Just a curious observer of life, sharing what I think & imagine through written word.
The Room with the Rose Wallpaper
PART ONE 事故物件 'jiko bukken' Accident Property ... A property where an unnatural death has occurred. ...... IN TOKYO, UNLIKE some other metropolises, there is a boom-and-bust cycle in the housing and overall construction industry. Skyscrapers alongside prototypical apartment buildings rise and fall in a rolling tide of urban renaissance. If you don’t visit a certain ward for a few months, it’s not uncommon to see an entirely new office building taking the place of the previous, less-fortunate business. It’s not all chrome and escalators, however. The urban sprawl is also spotted with droves of old-construction buildings and historical treasures, a reminder that hyper-modernized Tokyo has ancient and well-preserved roots.

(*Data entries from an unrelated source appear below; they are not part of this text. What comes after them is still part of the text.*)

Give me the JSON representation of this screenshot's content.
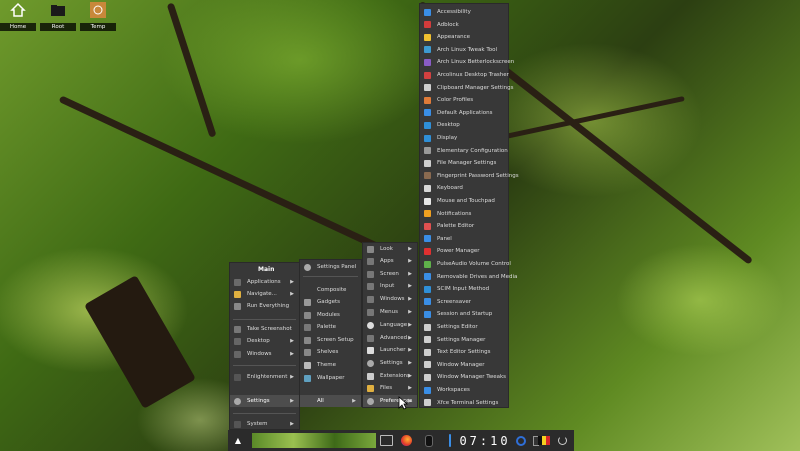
{
  "desktop_icons": [
    {
      "label": "Home"
    },
    {
      "label": "Root"
    },
    {
      "label": "Temp"
    }
  ],
  "main_menu": {
    "title": "Main",
    "items": [
      {
        "label": "Applications",
        "icon": "applications-icon",
        "has_sub": true
      },
      {
        "label": "Navigate...",
        "icon": "folder-icon",
        "has_sub": true
      },
      {
        "label": "Run Everything",
        "icon": "run-icon",
        "has_sub": false
      },
      {
        "label": "Take Screenshot",
        "icon": "screenshot-icon",
        "has_sub": false
      },
      {
        "label": "Desktop",
        "icon": "desktop-icon",
        "has_sub": true
      },
      {
        "label": "Windows",
        "icon": "windows-icon",
        "has_sub": true
      },
      {
        "label": "Enlightenment",
        "icon": "enlightenment-icon",
        "has_sub": true
      },
      {
        "label": "Settings",
        "icon": "settings-icon",
        "has_sub": true
      },
      {
        "label": "System",
        "icon": "system-icon",
        "has_sub": true
      }
    ]
  },
  "settings_menu": {
    "items": [
      {
        "label": "Settings Panel",
        "icon": "settings-panel-icon"
      },
      {
        "label": "Composite",
        "icon": "composite-icon"
      },
      {
        "label": "Gadgets",
        "icon": "gadgets-icon"
      },
      {
        "label": "Modules",
        "icon": "modules-icon"
      },
      {
        "label": "Palette",
        "icon": "palette-icon"
      },
      {
        "label": "Screen Setup",
        "icon": "screen-setup-icon"
      },
      {
        "label": "Shelves",
        "icon": "shelves-icon"
      },
      {
        "label": "Theme",
        "icon": "theme-icon"
      },
      {
        "label": "Wallpaper",
        "icon": "wallpaper-icon"
      },
      {
        "label": "All",
        "icon": "all-icon"
      }
    ]
  },
  "all_menu": {
    "items": [
      {
        "label": "Look",
        "icon": "look-icon"
      },
      {
        "label": "Apps",
        "icon": "apps-icon"
      },
      {
        "label": "Screen",
        "icon": "screen-icon"
      },
      {
        "label": "Input",
        "icon": "input-icon"
      },
      {
        "label": "Windows",
        "icon": "windows-icon"
      },
      {
        "label": "Menus",
        "icon": "menus-icon"
      },
      {
        "label": "Language",
        "icon": "language-icon"
      },
      {
        "label": "Advanced",
        "icon": "advanced-icon"
      },
      {
        "label": "Launcher",
        "icon": "launcher-icon"
      },
      {
        "label": "Settings",
        "icon": "settings-icon"
      },
      {
        "label": "Extensions",
        "icon": "extensions-icon"
      },
      {
        "label": "Files",
        "icon": "files-icon"
      },
      {
        "label": "Preferences",
        "icon": "preferences-icon"
      }
    ]
  },
  "preferences_menu": {
    "items": [
      {
        "label": "Accessibility",
        "color": "#3a8ee6"
      },
      {
        "label": "Adblock",
        "color": "#d23b3b"
      },
      {
        "label": "Appearance",
        "color": "#f0c030"
      },
      {
        "label": "Arch Linux Tweak Tool",
        "color": "#3d9ad1"
      },
      {
        "label": "Arch Linux Betterlockscreen",
        "color": "#8a5cc6"
      },
      {
        "label": "Arcolinux Desktop Trasher",
        "color": "#d24040"
      },
      {
        "label": "Clipboard Manager Settings",
        "color": "#cfcfcf"
      },
      {
        "label": "Color Profiles",
        "color": "#e07b39"
      },
      {
        "label": "Default Applications",
        "color": "#3a8ee6"
      },
      {
        "label": "Desktop",
        "color": "#2f8fd8"
      },
      {
        "label": "Display",
        "color": "#2f8fd8"
      },
      {
        "label": "Elementary Configuration",
        "color": "#9a9a9a"
      },
      {
        "label": "File Manager Settings",
        "color": "#d0d0d0"
      },
      {
        "label": "Fingerprint Password Settings",
        "color": "#8a6a50"
      },
      {
        "label": "Keyboard",
        "color": "#d8d8d8"
      },
      {
        "label": "Mouse and Touchpad",
        "color": "#e8e8e8"
      },
      {
        "label": "Notifications",
        "color": "#f0a020"
      },
      {
        "label": "Palette Editor",
        "color": "#e05050"
      },
      {
        "label": "Panel",
        "color": "#3a8ee6"
      },
      {
        "label": "Power Manager",
        "color": "#e03030"
      },
      {
        "label": "PulseAudio Volume Control",
        "color": "#5fb04a"
      },
      {
        "label": "Removable Drives and Media",
        "color": "#3a8ee6"
      },
      {
        "label": "SCIM Input Method",
        "color": "#2f8fd8"
      },
      {
        "label": "Screensaver",
        "color": "#3a8ee6"
      },
      {
        "label": "Session and Startup",
        "color": "#3a8ee6"
      },
      {
        "label": "Settings Editor",
        "color": "#cfcfcf"
      },
      {
        "label": "Settings Manager",
        "color": "#cfcfcf"
      },
      {
        "label": "Text Editor Settings",
        "color": "#cfcfcf"
      },
      {
        "label": "Window Manager",
        "color": "#cfcfcf"
      },
      {
        "label": "Window Manager Tweaks",
        "color": "#cfcfcf"
      },
      {
        "label": "Workspaces",
        "color": "#3a8ee6"
      },
      {
        "label": "Xfce Terminal Settings",
        "color": "#cfcfcf"
      }
    ]
  },
  "taskbar": {
    "clock": "07:10",
    "apps": [
      "terminal-icon",
      "firefox-icon",
      "mouse-icon"
    ]
  }
}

If you walk too swiftly down tree-lined Omotesando avenue, you might pass right by a centuries-old shrine nestled between a Starbucks and Gucci store.
Beauty Brings Beasts

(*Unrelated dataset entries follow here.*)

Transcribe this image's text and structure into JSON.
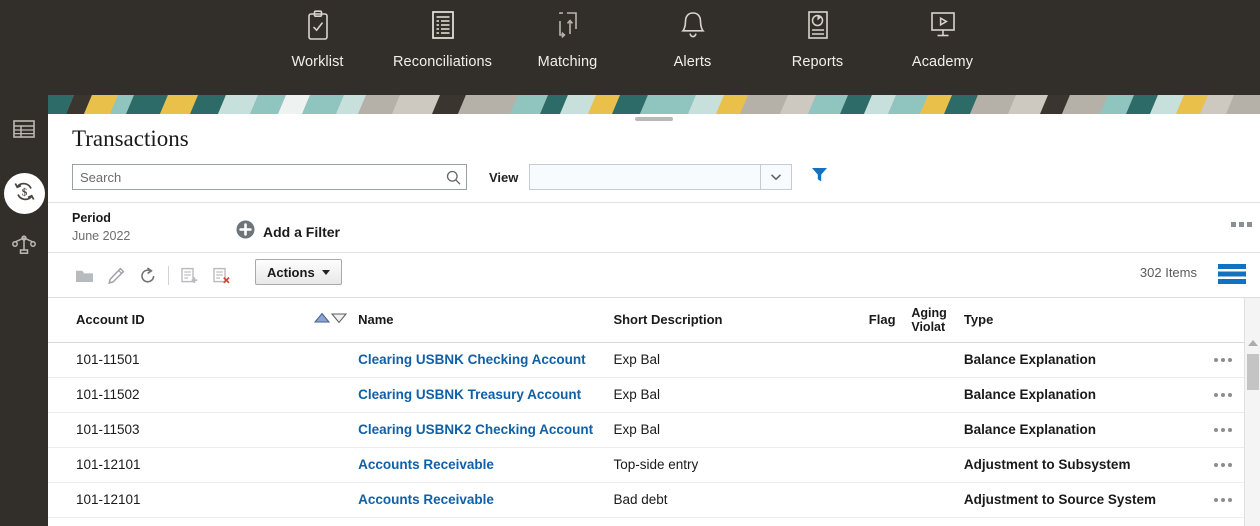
{
  "topnav": {
    "items": [
      {
        "label": "Worklist",
        "icon": "clipboard-check-icon"
      },
      {
        "label": "Reconciliations",
        "icon": "document-lines-icon"
      },
      {
        "label": "Matching",
        "icon": "match-arrows-icon"
      },
      {
        "label": "Alerts",
        "icon": "bell-icon"
      },
      {
        "label": "Reports",
        "icon": "report-chart-icon"
      },
      {
        "label": "Academy",
        "icon": "monitor-play-icon"
      }
    ]
  },
  "sidebar": {
    "items": [
      {
        "name": "table-view-icon",
        "selected": false
      },
      {
        "name": "transactions-icon",
        "selected": true
      },
      {
        "name": "balance-scale-icon",
        "selected": false
      }
    ]
  },
  "page": {
    "title": "Transactions"
  },
  "search": {
    "placeholder": "Search",
    "value": "",
    "icon": "search-icon"
  },
  "view": {
    "label": "View",
    "value": "",
    "chevron_icon": "chevron-down-icon",
    "filter_icon": "funnel-icon"
  },
  "filters": {
    "period": {
      "key": "Period",
      "value": "June 2022"
    },
    "add_filter_label": "Add a Filter",
    "add_filter_icon": "plus-circle-icon",
    "overflow_icon": "overflow-menu-icon"
  },
  "toolbar": {
    "icons": [
      {
        "name": "open-folder-icon"
      },
      {
        "name": "edit-pencil-icon"
      },
      {
        "name": "refresh-icon"
      },
      {
        "name": "add-row-icon"
      },
      {
        "name": "delete-row-icon"
      }
    ],
    "actions_label": "Actions",
    "items_count": "302 Items",
    "listview_icon": "list-view-icon"
  },
  "table": {
    "columns": [
      "Account ID",
      "Name",
      "Short Description",
      "Flag",
      "Aging Violat",
      "Type"
    ],
    "aging_header_line1": "Aging",
    "aging_header_line2": "Violat",
    "sort": {
      "active": "asc",
      "asc_icon": "sort-ascending-icon",
      "desc_icon": "sort-descending-icon"
    },
    "rows": [
      {
        "account_id": "101-11501",
        "name": "Clearing USBNK Checking Account",
        "short_description": "Exp Bal",
        "flag": "",
        "aging_violation": "",
        "type": "Balance Explanation"
      },
      {
        "account_id": "101-11502",
        "name": "Clearing USBNK Treasury Account",
        "short_description": "Exp Bal",
        "flag": "",
        "aging_violation": "",
        "type": "Balance Explanation"
      },
      {
        "account_id": "101-11503",
        "name": "Clearing USBNK2 Checking Account",
        "short_description": "Exp Bal",
        "flag": "",
        "aging_violation": "",
        "type": "Balance Explanation"
      },
      {
        "account_id": "101-12101",
        "name": "Accounts Receivable",
        "short_description": "Top-side entry",
        "flag": "",
        "aging_violation": "",
        "type": "Adjustment to Subsystem"
      },
      {
        "account_id": "101-12101",
        "name": "Accounts Receivable",
        "short_description": "Bad debt",
        "flag": "",
        "aging_violation": "",
        "type": "Adjustment to Source System"
      }
    ]
  },
  "colors": {
    "nav_background": "#322e2a",
    "link": "#1060a8",
    "accent_blue": "#0a72c4",
    "banner_teal": "#2d6b68",
    "banner_light_teal": "#8fc4bf",
    "banner_yellow": "#e8c04a",
    "banner_mint": "#c8e0dc",
    "banner_gray": "#b5b0a8"
  }
}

“Beauty is a curse on the world. It keeps us from seeing who the real monsters are.” - The Carver WHEN EVELYN WAS a young girl, she remembered the strangely exotic feel of her mother’s hair-prickled calves on her tender hands, evoking the same fascination of one’s first time touching a hitherto unknown texture—an elephant’s skin or the first barefooted step into beach sand. As she watched her mother carefully smooth generous layers of Pond’s Cold Cream over her willowy legs, she wondered when those mysterious, prickly intruders would begin to sprout from her own naked legs. She unconsciously wrinkled her face in disgust imagining the coarse hairs wriggling up, out, and free to break through the boundary layer of her skin. Her mother, unaware of Evelyn’s internal musings, continued to heap on the cream. She would scold Evelyn, too, if she didn’t do the same before leaving the house as it maintained her “lovely, ivory complexion,” which was associated with the coveted women of prominence. Evelyn’s mother came from humble origins herself, being a working-class Scottish immigrant. She lived life with surgical precision yet moved with the graceful beauty of a painter’s hands, introducing a touch of ornate ceremony to even the most mundane tasks. Mother could make setting the table for morning breakfast appear a lavish display, her slender fingers delicately placing each item of cutlery in its place, just so. And it was with this elegant manner that she carefully massaged the last of the thick cream into her hands, while Evelyn sat nearby, lost in her imagination.
I Am the One Who Is Lost
1974, MID-SEPTEMBER, HURRICANE season in Central Florida. The usually placid Gulf Coast waters were churning as Hurricane Carmen plotted her slow but intent approach towards the southern belly of the United States. Her devouring winds now largely threatened the marshlands of Louisiana, but even this far away, Bryn could feel the anger biting in the wind-whipped rain left blowing in Carmen’s wake. Moored in Port Tampa Bay on his shipping freighter for the time being, Bryn had no cargo to unload and no way to preoccupy this time not spent working. He leaned against the top-deck railing and stared across the blackening sky towards the Gulf of Mexico, watching the last of the reddened sun sink below a wall of turbulent clouds. A sudden, great wind rose and whistled, slapping his face with cold ocean spray, and Bryn, unflinchingly but with force, gripped the railing tighter. Inside, his mind was a hurricane—howling with ravaging winds and muddling his ability to think clearly. A catastrophe was unfurling that night on the undulating surface of the agitated sea.
Peace is not found in our designed diversions, in the escapist blue glow behind a closed bedroom door. In halfhearted connections—
Heated menthol burns back into her throat, a hazy column rises thin between her fingertips. She lets the wind ash the cigarette
Memories build cities, they live inside us, in you in me, neighborhoods where we tuck in the safe ones kiss their foreheads,